*The input*
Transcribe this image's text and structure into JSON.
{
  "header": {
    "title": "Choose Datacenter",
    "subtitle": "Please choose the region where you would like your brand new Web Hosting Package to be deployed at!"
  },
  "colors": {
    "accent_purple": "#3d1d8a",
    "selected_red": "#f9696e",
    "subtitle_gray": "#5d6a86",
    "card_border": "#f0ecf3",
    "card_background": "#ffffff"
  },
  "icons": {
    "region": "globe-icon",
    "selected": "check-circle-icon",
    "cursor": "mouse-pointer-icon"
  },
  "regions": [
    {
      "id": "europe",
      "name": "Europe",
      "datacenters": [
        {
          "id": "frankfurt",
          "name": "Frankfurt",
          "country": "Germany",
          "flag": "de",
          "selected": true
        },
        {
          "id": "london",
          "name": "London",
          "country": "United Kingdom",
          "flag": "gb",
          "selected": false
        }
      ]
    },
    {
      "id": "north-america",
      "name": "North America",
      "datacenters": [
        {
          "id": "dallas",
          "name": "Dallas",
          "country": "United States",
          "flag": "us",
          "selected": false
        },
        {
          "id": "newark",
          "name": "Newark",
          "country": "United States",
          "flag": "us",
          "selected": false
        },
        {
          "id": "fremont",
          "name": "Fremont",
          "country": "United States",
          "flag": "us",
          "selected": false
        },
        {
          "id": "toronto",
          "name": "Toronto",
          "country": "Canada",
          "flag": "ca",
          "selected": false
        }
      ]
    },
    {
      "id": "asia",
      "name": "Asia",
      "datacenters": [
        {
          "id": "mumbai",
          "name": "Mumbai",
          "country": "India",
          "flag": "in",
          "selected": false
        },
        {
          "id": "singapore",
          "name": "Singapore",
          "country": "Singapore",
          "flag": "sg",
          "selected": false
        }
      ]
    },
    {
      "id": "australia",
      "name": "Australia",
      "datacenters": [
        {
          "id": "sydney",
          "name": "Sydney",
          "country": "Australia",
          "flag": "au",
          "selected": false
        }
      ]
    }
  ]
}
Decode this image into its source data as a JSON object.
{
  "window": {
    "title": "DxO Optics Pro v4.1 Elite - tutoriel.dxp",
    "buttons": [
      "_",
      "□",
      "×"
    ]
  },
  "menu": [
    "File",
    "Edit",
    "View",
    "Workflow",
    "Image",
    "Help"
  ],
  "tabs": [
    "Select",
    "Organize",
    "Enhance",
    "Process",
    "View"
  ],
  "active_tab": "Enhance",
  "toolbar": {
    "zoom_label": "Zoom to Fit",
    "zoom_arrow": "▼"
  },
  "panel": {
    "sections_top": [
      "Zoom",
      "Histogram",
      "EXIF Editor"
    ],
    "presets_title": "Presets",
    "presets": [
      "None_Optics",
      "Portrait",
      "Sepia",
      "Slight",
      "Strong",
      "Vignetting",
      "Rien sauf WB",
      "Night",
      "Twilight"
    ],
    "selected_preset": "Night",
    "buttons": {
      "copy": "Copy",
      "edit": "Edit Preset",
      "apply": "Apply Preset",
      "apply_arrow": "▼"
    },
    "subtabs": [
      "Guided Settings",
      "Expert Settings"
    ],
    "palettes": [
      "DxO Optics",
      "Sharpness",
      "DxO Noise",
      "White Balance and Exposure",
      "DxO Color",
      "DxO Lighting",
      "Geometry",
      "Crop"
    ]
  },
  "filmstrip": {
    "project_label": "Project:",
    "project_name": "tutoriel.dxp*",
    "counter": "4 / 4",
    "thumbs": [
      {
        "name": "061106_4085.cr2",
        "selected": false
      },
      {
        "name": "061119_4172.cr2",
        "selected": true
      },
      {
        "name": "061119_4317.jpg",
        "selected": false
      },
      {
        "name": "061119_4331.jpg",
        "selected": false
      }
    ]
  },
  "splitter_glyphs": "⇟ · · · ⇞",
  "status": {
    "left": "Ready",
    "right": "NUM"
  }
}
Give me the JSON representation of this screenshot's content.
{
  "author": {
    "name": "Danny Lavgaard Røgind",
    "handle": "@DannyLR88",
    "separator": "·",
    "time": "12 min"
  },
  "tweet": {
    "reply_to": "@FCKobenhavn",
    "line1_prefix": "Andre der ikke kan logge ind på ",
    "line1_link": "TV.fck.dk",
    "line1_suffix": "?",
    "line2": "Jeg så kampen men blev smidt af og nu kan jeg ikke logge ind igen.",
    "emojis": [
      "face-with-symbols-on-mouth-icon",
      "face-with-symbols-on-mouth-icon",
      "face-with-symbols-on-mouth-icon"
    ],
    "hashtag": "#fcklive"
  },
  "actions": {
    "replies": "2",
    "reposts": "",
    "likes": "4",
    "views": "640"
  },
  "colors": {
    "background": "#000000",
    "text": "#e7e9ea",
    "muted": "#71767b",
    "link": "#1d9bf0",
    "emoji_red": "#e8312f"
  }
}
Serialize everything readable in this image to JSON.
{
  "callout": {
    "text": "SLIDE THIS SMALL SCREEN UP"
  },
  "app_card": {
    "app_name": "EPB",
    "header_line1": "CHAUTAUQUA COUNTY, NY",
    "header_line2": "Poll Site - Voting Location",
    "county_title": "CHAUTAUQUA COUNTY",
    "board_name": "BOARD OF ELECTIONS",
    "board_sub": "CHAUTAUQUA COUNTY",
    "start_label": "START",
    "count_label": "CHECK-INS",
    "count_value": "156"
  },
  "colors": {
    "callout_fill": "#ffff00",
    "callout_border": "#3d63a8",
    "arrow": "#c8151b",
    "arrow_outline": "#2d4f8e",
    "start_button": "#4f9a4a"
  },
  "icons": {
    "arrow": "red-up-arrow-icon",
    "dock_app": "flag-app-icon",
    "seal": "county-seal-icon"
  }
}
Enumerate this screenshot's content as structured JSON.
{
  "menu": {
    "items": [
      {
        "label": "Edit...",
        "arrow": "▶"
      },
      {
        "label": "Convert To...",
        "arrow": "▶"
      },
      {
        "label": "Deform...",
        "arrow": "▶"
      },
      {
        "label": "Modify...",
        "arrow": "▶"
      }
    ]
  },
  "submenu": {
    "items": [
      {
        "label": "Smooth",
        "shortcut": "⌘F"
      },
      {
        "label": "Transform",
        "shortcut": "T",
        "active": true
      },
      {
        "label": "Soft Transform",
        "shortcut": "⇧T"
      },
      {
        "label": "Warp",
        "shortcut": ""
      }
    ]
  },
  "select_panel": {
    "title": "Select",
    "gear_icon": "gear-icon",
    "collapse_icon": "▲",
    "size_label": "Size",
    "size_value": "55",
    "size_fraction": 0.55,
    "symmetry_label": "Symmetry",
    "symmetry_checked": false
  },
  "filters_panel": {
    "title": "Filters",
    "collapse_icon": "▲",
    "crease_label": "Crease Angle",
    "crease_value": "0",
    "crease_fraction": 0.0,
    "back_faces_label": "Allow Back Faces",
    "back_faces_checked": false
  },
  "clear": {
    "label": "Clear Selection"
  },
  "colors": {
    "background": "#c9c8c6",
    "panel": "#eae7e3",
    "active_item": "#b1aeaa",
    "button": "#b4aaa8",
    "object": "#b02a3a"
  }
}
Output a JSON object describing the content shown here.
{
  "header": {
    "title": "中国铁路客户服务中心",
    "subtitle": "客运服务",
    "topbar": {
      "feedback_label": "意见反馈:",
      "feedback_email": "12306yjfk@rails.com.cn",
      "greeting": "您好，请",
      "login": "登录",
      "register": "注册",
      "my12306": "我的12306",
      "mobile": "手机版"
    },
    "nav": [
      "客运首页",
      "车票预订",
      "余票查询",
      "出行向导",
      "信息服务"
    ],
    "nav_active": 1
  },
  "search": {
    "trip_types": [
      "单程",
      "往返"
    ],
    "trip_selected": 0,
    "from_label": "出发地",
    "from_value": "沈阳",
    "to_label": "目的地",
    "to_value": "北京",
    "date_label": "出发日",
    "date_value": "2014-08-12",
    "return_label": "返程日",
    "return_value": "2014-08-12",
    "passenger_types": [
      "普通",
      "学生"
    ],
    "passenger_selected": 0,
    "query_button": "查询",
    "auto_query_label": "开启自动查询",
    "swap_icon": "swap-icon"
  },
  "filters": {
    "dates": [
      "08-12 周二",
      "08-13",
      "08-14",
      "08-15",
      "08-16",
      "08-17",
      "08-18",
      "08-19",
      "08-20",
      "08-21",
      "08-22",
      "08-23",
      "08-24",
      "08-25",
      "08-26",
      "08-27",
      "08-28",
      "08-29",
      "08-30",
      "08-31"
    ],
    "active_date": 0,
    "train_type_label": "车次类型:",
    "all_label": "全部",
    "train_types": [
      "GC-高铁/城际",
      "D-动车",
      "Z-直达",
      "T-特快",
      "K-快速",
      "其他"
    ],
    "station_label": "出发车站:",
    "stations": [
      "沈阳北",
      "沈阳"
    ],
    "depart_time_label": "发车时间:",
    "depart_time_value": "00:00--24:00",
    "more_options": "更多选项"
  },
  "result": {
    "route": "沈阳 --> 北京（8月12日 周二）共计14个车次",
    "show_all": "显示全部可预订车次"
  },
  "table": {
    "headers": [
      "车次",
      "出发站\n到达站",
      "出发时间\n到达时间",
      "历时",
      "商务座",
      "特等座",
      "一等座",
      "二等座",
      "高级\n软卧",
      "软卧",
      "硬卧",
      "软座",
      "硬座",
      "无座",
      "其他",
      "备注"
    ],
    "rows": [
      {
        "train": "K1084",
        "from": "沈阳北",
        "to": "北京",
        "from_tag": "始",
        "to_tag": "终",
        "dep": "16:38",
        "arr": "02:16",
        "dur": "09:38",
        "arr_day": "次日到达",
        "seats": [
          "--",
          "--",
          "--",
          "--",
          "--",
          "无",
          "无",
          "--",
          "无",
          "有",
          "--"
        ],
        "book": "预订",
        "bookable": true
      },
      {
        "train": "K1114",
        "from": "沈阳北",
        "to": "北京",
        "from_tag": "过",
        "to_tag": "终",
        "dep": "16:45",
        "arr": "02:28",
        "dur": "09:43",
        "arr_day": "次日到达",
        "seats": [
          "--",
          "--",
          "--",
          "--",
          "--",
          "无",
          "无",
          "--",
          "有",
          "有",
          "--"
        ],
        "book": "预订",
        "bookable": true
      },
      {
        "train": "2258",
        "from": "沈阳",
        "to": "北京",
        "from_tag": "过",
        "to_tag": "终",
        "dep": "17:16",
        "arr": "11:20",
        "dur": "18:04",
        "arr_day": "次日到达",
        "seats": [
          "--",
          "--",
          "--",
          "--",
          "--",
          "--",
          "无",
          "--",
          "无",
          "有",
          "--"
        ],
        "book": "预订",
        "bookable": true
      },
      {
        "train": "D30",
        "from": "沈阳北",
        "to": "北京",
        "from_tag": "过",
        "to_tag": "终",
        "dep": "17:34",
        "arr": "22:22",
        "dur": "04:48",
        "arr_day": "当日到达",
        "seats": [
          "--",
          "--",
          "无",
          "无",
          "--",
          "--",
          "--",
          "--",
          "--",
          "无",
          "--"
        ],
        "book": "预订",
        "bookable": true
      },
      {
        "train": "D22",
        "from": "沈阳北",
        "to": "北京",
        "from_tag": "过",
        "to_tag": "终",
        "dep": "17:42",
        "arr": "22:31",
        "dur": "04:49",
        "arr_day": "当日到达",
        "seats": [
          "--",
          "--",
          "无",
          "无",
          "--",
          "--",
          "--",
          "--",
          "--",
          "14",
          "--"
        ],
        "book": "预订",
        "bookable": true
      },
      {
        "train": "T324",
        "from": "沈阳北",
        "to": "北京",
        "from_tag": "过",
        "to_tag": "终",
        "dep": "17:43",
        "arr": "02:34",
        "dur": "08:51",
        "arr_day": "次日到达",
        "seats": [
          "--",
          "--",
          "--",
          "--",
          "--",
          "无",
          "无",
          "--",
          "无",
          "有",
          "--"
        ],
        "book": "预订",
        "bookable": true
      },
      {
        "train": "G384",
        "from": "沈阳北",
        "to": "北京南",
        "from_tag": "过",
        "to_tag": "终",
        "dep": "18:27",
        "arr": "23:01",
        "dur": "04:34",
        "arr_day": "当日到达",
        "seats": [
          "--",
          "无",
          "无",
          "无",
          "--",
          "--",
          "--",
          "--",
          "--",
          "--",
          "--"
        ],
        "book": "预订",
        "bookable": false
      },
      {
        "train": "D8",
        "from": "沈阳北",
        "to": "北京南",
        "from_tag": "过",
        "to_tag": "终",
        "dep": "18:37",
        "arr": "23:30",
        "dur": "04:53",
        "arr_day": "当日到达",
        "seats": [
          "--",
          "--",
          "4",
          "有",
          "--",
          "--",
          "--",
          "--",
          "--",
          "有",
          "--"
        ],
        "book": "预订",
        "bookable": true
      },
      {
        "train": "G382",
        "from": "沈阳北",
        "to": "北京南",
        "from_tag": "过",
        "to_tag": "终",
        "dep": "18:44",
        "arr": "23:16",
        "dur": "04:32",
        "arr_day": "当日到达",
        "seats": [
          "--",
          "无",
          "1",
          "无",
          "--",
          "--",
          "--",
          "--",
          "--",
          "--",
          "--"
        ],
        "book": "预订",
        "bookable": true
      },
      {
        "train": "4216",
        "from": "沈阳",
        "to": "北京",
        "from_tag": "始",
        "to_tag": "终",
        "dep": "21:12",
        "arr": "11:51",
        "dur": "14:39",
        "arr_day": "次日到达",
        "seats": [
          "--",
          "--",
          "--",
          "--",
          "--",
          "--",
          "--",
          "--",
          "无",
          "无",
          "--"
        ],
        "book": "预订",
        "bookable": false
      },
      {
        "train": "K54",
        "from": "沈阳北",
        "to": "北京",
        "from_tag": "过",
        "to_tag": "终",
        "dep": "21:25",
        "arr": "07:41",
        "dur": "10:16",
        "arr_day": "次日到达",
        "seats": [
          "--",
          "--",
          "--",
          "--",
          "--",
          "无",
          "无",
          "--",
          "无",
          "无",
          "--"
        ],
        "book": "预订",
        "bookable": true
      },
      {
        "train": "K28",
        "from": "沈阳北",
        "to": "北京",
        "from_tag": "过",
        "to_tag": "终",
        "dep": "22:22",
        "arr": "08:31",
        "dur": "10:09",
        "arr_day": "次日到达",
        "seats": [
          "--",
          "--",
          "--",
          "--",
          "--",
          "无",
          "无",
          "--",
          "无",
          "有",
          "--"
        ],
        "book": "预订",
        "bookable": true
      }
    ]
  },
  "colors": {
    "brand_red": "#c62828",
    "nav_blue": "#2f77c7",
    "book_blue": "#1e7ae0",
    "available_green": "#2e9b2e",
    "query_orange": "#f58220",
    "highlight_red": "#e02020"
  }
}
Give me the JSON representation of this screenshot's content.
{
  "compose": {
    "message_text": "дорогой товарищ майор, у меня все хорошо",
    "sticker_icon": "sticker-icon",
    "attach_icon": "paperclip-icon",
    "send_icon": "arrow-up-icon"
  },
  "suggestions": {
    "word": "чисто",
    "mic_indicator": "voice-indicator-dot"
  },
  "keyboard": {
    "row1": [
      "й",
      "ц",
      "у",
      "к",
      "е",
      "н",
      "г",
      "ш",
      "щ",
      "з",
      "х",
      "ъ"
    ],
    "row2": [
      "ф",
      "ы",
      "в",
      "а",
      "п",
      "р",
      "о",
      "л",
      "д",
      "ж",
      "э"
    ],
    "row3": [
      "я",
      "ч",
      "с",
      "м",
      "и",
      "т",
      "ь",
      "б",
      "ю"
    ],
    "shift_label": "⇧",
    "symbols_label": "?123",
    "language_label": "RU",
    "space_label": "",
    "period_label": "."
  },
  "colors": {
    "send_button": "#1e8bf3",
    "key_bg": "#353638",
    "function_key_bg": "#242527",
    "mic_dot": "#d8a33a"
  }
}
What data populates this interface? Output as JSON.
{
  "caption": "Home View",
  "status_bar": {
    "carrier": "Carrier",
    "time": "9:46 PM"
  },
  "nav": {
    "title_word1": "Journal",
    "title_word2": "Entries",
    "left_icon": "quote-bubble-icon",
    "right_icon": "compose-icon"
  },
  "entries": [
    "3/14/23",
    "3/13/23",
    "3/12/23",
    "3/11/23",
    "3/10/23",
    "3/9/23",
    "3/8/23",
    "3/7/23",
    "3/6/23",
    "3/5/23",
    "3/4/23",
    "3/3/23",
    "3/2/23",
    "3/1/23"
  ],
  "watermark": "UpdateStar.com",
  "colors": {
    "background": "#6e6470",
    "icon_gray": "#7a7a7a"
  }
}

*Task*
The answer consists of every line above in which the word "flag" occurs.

*Response*
          "flag": "de",
          "flag": "gb",
          "flag": "us",
          "flag": "us",
          "flag": "us",
          "flag": "ca",
          "flag": "in",
          "flag": "sg",
          "flag": "au",
    "dock_app": "flag-app-icon",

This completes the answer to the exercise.